■ **DATA SECTION**
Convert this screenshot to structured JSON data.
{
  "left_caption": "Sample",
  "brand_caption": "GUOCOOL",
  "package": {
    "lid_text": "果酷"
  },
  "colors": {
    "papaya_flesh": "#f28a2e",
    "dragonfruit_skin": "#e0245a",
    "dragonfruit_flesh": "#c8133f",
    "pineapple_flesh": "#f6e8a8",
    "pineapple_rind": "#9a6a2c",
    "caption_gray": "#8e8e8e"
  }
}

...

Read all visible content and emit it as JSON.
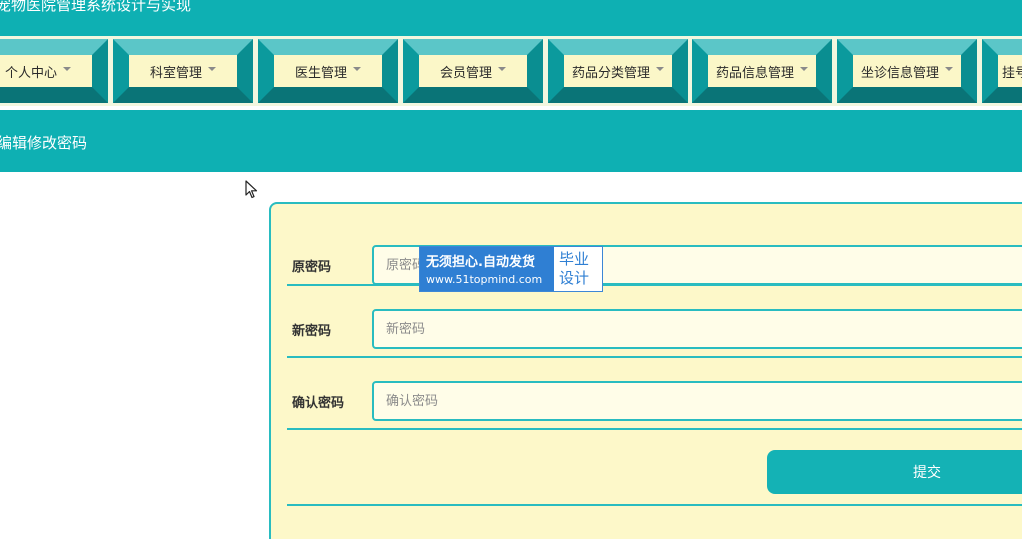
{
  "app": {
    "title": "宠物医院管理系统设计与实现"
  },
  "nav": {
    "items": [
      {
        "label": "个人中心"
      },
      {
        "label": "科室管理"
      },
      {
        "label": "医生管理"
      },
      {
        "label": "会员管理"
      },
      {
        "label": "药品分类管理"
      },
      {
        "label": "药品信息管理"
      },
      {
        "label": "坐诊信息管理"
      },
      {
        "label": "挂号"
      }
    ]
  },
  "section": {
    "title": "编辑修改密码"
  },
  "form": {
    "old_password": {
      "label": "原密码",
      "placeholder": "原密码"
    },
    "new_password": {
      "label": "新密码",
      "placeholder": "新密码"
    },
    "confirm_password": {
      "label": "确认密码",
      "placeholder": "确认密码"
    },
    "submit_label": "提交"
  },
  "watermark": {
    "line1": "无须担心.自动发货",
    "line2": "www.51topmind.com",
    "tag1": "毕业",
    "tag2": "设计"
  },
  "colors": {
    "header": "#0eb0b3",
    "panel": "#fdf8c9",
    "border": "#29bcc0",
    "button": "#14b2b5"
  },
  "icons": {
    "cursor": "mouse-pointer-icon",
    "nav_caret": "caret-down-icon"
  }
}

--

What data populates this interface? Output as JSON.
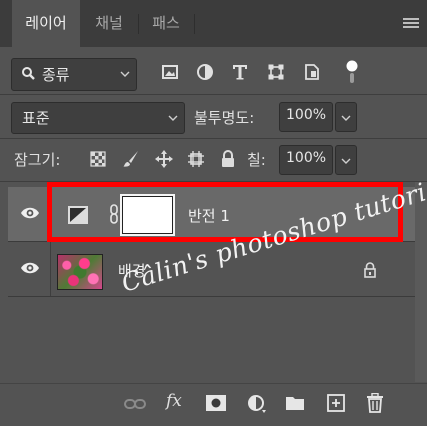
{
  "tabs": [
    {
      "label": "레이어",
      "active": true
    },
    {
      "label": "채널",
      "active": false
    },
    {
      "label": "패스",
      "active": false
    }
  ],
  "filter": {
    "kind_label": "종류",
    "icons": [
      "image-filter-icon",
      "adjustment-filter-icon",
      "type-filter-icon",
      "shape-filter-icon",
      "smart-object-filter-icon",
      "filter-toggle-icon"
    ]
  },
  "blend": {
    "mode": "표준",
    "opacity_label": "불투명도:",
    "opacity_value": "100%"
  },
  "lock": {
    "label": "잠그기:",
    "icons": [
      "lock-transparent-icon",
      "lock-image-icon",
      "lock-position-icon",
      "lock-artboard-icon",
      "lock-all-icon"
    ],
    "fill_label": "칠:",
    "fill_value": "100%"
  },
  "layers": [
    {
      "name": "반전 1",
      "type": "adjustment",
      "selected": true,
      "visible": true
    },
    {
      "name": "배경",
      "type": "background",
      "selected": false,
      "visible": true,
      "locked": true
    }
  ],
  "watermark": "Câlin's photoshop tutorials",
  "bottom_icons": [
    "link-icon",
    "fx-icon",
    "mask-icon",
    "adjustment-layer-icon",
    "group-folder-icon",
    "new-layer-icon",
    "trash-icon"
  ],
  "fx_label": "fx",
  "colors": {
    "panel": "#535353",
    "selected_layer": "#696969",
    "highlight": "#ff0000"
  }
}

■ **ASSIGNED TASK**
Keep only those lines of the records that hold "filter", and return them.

■ **RESULT OF THIS TASK**
  "filter": {
      "image-filter-icon",
      "adjustment-filter-icon",
      "type-filter-icon",
      "shape-filter-icon",
      "smart-object-filter-icon",
      "filter-toggle-icon"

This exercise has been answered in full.